LibGDX has just added preliminary support for RoboVM, which is essentially a Java runtime for iOS among other things. Previously LibGDX required a Xamrin (300$) license if you wanted to target iOS, so this is a nice step. In their words:
I started working on the libgdx RoboVM backend yesterday. RoboVM is an ahead-of-time compiler for JVM bytecode, that targets iOS. It’s completely free for commercial usage, supports the entire JRE (through Android’s runtime class library), has super easy integration with Eclipse and soon Maven, and is all-around fantastics. Development is really fast, compile times are in the seconds range for the simulator (once the JRE has been compiled).
I’m doing this mostly because i want to offer a free alternative for the Xamarin/Monotouch based backend. Xamarin has been super supportive of our efforts in the past, but there are some technical hurdles that we can’t seem to overcome, e.g full JRE support, JNI performance, high compile times etc.

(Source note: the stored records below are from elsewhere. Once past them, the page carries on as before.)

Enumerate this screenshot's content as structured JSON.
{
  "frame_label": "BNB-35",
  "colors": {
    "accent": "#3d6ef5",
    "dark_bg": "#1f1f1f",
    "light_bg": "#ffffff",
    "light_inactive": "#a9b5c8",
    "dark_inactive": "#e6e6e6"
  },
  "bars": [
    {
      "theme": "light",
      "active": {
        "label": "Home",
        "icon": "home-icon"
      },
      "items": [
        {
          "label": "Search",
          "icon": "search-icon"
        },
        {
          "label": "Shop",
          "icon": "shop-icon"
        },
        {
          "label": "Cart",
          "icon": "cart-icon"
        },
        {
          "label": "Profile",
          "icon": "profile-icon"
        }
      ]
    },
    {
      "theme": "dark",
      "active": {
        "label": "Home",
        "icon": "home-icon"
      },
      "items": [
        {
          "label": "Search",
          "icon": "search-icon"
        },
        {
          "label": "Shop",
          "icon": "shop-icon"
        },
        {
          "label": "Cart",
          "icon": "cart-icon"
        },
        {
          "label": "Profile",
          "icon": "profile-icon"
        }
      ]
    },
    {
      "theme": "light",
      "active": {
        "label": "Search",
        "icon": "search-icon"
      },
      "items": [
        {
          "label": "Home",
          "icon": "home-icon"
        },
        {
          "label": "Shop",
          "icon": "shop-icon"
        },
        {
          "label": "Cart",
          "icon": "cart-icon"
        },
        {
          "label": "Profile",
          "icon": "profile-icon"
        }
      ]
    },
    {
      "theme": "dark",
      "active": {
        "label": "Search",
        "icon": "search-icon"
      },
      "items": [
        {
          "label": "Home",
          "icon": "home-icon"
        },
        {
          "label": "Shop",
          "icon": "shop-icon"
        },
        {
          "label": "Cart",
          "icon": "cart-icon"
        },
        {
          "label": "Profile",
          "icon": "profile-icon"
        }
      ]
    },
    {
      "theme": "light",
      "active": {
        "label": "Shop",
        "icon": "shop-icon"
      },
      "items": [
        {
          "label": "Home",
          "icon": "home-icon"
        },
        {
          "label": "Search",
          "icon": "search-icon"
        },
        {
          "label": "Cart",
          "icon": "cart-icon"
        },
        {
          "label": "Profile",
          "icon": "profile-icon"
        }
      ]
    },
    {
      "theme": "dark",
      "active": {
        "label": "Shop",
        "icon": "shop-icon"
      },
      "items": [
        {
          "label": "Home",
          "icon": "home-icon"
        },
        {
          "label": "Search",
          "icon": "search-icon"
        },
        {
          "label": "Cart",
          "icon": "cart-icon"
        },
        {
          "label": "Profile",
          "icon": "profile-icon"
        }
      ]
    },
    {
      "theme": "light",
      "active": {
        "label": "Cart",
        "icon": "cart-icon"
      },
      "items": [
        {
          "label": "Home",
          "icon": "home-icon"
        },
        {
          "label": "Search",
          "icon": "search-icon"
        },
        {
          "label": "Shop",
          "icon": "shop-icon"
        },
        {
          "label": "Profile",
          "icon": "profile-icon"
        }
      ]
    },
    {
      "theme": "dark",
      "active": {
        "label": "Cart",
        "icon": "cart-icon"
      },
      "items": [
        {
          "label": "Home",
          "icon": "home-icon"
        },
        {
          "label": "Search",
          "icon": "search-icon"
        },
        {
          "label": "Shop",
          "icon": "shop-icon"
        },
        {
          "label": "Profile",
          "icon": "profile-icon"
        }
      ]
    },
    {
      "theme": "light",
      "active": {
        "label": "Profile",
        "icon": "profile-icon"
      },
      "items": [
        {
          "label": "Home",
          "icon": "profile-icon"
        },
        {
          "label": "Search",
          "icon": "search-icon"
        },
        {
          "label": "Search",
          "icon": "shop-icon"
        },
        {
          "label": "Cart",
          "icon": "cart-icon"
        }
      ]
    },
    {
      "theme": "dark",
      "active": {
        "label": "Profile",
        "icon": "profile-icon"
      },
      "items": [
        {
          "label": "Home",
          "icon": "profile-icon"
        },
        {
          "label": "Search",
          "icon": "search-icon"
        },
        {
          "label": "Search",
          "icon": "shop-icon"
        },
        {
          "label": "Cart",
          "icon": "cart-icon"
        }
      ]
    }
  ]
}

I got all our demo games to work in an hour. Niklas Therning, the guy behind RoboVM, supplied us with an initial RoboVM backend. I had to fix up a minor issues with ApplicationListener initialization order, and things just started to work.
It’s still early days. There’s a lot that needs to be done, but i have high hopes that this will become our new defacto iOS backend.
What’s currently missing in the backend:
- touch coords are incorrect
- no audio yet
- Preferences are broken
- some missing implementations
What’s currently missing in RoboVM:
- More optimizations. Performance seems to be good enough already, JNI calls seem to be a lot cheaper than with IKVM/Monotouch. I’m not sure if RoboVM uses LLVM’s full optimization pipeline yet.
- A few bugs here and there, which we want to help to discover. RoboVM is tested against Android’s class library test suite, and pretty much all the tests pass.
You can read the entire post here. It’s still pretty early, and as you can see there are still some issues, but its certainly a step in the right direction.